* **ENTRIES SHOWN**:

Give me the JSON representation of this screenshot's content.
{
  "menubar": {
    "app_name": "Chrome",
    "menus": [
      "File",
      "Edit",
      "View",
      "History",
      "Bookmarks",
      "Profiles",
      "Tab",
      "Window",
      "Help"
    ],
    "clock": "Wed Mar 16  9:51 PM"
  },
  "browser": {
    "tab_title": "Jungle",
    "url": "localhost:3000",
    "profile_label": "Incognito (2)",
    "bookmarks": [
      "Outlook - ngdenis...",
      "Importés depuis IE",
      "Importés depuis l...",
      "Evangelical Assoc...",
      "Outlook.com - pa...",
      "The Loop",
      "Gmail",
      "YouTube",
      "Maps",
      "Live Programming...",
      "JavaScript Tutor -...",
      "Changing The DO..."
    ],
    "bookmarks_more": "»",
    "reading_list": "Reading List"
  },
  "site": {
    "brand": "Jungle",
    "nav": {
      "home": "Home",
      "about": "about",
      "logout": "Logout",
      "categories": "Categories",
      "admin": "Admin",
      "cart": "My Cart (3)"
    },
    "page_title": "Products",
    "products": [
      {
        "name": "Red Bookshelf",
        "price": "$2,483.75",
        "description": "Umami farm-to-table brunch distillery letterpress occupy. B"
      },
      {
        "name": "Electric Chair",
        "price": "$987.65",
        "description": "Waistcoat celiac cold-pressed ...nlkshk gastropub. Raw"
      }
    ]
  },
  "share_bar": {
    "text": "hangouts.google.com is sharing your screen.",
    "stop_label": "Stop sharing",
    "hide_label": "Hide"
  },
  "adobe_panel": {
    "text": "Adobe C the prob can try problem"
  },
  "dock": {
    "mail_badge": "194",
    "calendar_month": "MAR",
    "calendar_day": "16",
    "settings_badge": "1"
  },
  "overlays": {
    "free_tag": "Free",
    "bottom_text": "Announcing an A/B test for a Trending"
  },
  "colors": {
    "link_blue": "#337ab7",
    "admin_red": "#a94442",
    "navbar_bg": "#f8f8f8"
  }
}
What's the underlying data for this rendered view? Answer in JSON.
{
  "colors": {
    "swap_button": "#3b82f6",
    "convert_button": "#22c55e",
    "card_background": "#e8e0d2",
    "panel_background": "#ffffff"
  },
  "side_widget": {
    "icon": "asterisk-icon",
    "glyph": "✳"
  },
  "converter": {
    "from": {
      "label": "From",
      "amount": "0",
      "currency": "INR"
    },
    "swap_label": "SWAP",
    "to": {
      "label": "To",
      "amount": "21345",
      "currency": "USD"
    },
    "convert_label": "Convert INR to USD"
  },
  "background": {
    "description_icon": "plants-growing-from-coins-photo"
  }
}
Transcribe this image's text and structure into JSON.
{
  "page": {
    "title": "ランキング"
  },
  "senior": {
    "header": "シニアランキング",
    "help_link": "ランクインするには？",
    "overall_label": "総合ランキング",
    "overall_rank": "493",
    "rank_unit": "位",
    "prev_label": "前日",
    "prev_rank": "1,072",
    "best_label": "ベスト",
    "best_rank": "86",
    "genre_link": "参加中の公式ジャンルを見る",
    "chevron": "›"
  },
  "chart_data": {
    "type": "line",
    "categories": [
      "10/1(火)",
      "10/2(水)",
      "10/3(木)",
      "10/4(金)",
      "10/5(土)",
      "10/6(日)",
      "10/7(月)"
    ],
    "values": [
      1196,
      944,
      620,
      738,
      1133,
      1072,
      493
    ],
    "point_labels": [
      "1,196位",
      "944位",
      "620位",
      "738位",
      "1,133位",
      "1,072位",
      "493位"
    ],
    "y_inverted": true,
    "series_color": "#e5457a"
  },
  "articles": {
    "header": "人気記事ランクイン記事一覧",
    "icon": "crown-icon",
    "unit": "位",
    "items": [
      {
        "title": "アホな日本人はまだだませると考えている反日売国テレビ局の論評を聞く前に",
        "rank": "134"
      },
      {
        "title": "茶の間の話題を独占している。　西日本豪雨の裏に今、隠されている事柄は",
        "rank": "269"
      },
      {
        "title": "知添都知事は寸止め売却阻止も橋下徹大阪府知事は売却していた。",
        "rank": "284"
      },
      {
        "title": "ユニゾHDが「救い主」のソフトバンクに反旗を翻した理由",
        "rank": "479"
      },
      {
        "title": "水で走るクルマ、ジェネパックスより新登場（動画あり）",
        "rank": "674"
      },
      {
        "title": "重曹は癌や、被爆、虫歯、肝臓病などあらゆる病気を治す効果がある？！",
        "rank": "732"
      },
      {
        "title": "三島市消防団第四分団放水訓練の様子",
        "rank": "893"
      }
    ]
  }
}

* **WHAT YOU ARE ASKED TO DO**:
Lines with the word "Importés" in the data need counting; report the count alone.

* **ANSWER TO THIS TASK**:
2